ALT has produced a series of short films to give you an inside view of who we are (learning Technologists), who they are (ALT), what we do, and why members enjoy being part of our community. Announced on the ALT website earlier this week the videos are of, from, and about the ALT membership who are “making innovative use of learning technology in education about what it means to be part of the community.”
The three videos, embedded below, are:
Using Augmented Reality to Enhance Learning and Teaching
The Open Course in Technology Enhanced Learning (ocTEL)
Seeing the Connections: Twitter Community Exploration with TAGSExplorer Continue reading →
This article by Julie Tausend on the EdTech Magazine website – Distraction or Opportunity? A Guide to Embracing Technology in the Classroom – asks the question as to whether classroom technology, or the BYOD mentality, can be harmful or an opportunity to learning. It argues that it can (as I would agree) but specifies the limitations to this approach, on which I think we’d all agree:
“Engaged students use the opportunity to make additions and annotations, to downloaded slides or to transcribe the lecture using word-processing programs. The problem, of course, is that not every student is that engaged.”
One element of the article, however, I would disagree with, and this is:
“One downside of technology in the classroom is that it’s more difficult to get students’ to turn away from their computers to participate in discussion. Technology is not always a distraction in the classroom, but hiding behind computer screens can lead to minimal interaction with professors during lectures. If you want dynamic discussion and interaction with students, ask them to close their laptops.”
Instead of asking them to close their laptops or put their tablet away … Continue reading →
Following on from my own work on the impact of employability and (y)our online reputation (and the collaboration with Sue Beckingham in 2012) the following video will not come as a surprise. Sidneyeve Matrix, from Queens University Canada, is an Associate Professor and researches the digital environment(s) and their impact on us professionally and personally, as well as how we allow them impact our lives.
This is Sidneyeve’s keynote from the 2013 AACE Educational Media and Technology (EdMedia) conference back in June. What is good here is the flip side of the work I’ve done before – this is about how we as the worker, employee, and employer, view ourselves online, and what we can do to enhance our personal brand and encourage collaboration.
This is a great free eBook / iBook, for the iPad, from The Open University: ”Advances in Technology Enhanced Learning”.
The eBook aims to present a “range of research projects which aim to explore how to make engagement in learning (and teaching) more passionate” and to introduce “methodological and technological breakthroughs” to learners, instructors, and decision-makers in schools, universities, and workplaces.
“The Open University’s Knowledge Media Institute and the EU TELMap project have brought together the luminaries from the European research area to showcase their vision of the future of learning with technology via their recent research project work.

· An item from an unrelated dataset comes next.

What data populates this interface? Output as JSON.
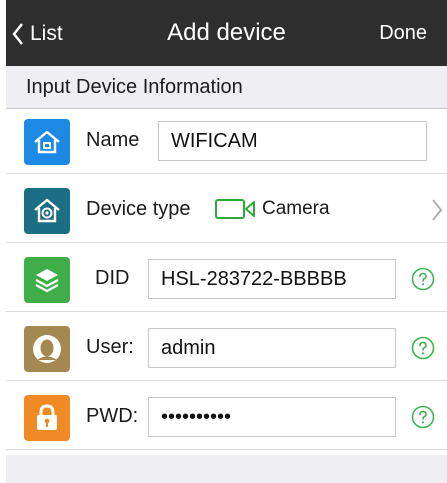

The projects discussed range widely over the Technology Enhanced Learning area from: environments for responsive open learning, work-based reflection, work-based social creativity, serious games and many more.”
“A new study of U.S. college students asked them what they think education will look like in the years to come. What they had to say could affect your association’s meetings and education strategy when it comes to attracting these next-generation attendees.”
The Associates Now article by Sam Whitehorne is a good insight into what Generation Y / Millennial students, not educators, think the future of education should be. Based on research from Millennial Branding called The Future of Education the study shows how students who have grown up with the Internet and online ‘personas’ perceive education now and in the future.
Highlights of the report include:
A quarter of students feel unprepared for the working world and almost two thirds of students believe that it’s both their college’s and their own responsibility to be prepared for the working world. Continue reading →
From the first TED Talks Edu programme Sir Ken Robinson outlines his view on what is needed to progress from the imminent ‘Death Valley’ direction to a flourishing, nurturing environment where children grow with and in their learning:
“Sir Ken Robinson outlines 3 principles crucial for the human mind to flourish — and how current education culture works against them. In a funny, stirring talk he tells us how to get out of the educational “death valley” we now face, and how to nurture our youngest generations with a climate of possibility.”
The more I think, the more I learn. The more I learn, the more I question. The more I question, the more I find I don’t know. The more I want to know, the more I question, well, everything, and the unhappier I become.
Why is this? Shouldn’t I be happier with more knowledge, more detail, a better understanding of who I am and the world I live in? Shouldn’t this mean I am better placed to affect and effect change in my life, my family, my work, my finances, my home, my health, etc.?
This is part 9 in my series of ‘What is a Learning Technologist?’ Read Part 8 here, and follow the links on my About page to the other parts.
I was never ‘encouraged’ to think at school – we had our notes dictated to us and we were told what to learn for the tests. I was ‘average’ in exams (and that’s being generous), and just about scraped in to and through University. Even after 4 years there I never really thought much about what I was doing, I just went with the flow, just happy to pass and move on. It wasn’t until 2007 and working at Bournemouth University that I started to question what I wanted to be, who I wanted to be, and how I wanted to get there. It wasn’t some profound personal journey, it was just the environment I worked in .. Continue reading →